Eat This Cafe’s hyperlocal approach to catering los angeles
What is Eat This Cafe’s story?
We went for a concept to make homemade sauces for unique flavors. We wanted it to be casual, all made from scratch, for unique flavors you can’t find anywhere else. For example, we source our bread from a bakery that makes it exclusively for us. We want to create value for clients who live and work around our restaurant. We do classics and favorites, but because of the ingredients, it’s special.
What drew you to the local purveyors you work with?
We’re all about supporting local! We’re a local business sourcing from local purveyors! Darius and I [Houman] grew up together in LA. Whenever possible, we want to keep it here. it’s better for the business and the community. Customers and can tell the difference when it’s good quality.
Can you talk about the relationships you have with your purveyors and why it’s significant?
Quality and price are one thing, but getting the best price is not the only decision. The relationship we create with our vendors is based on loyalty. We remain loyal with vendors to get the best products. Getting the best prices for the best products then gets passed to the customer. So we always take the extra time to build relationships. It can be tempting to lower quality to save money and increase margins for cost savings on popular items. But for us, especially our trademark sandwich, we don’t want to compromise the quality.
Some of the best restaurants in the world are here. People come back to us because of what we provide. If the quality is compromised, then we won’t be known for that.
Catering Los Angeles isn’t easy, but it’s worth it
Chewse exists because of local restaurants like Eat This Cafe. We don’t go for the Subways and Paneras of the world. Our restaurants’ ability to create strong relationships with local farmers and producers allows them to deliver mouth-watering, trend-setting food to your Los Angeles catering.

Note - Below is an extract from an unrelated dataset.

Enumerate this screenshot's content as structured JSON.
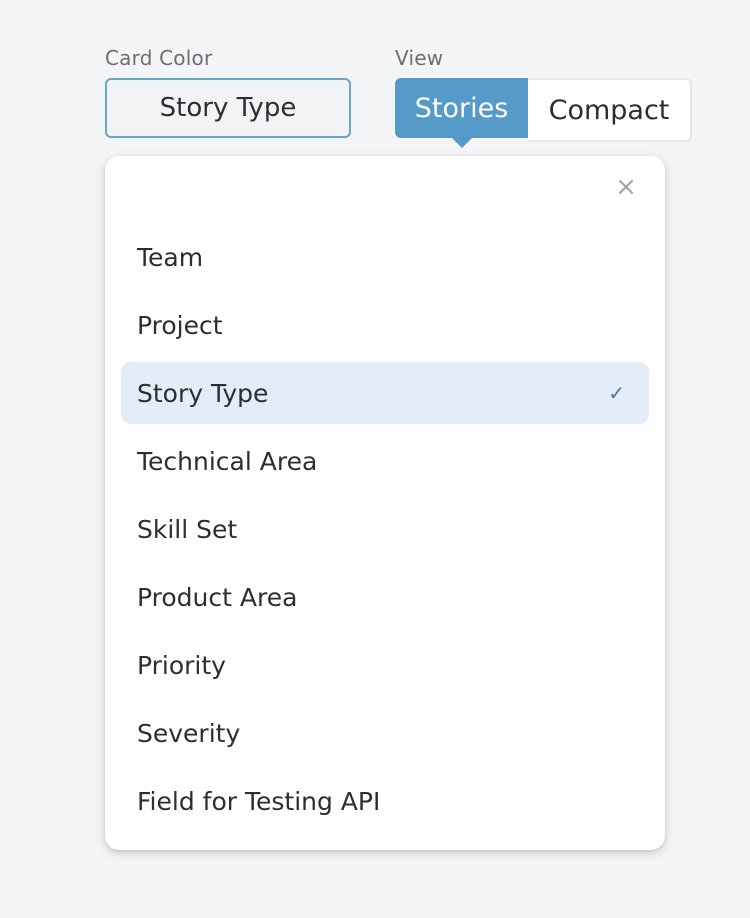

Our stomachs have the power to support local restaurants and farms. And the easiest way to do that is with Chewse! Take a look at what else we’ve got to offer – or if you’re ready, sign-up today! Say goodbye to generic sandwiches and hello to thoughtfully prepared dishes brought straight to your office.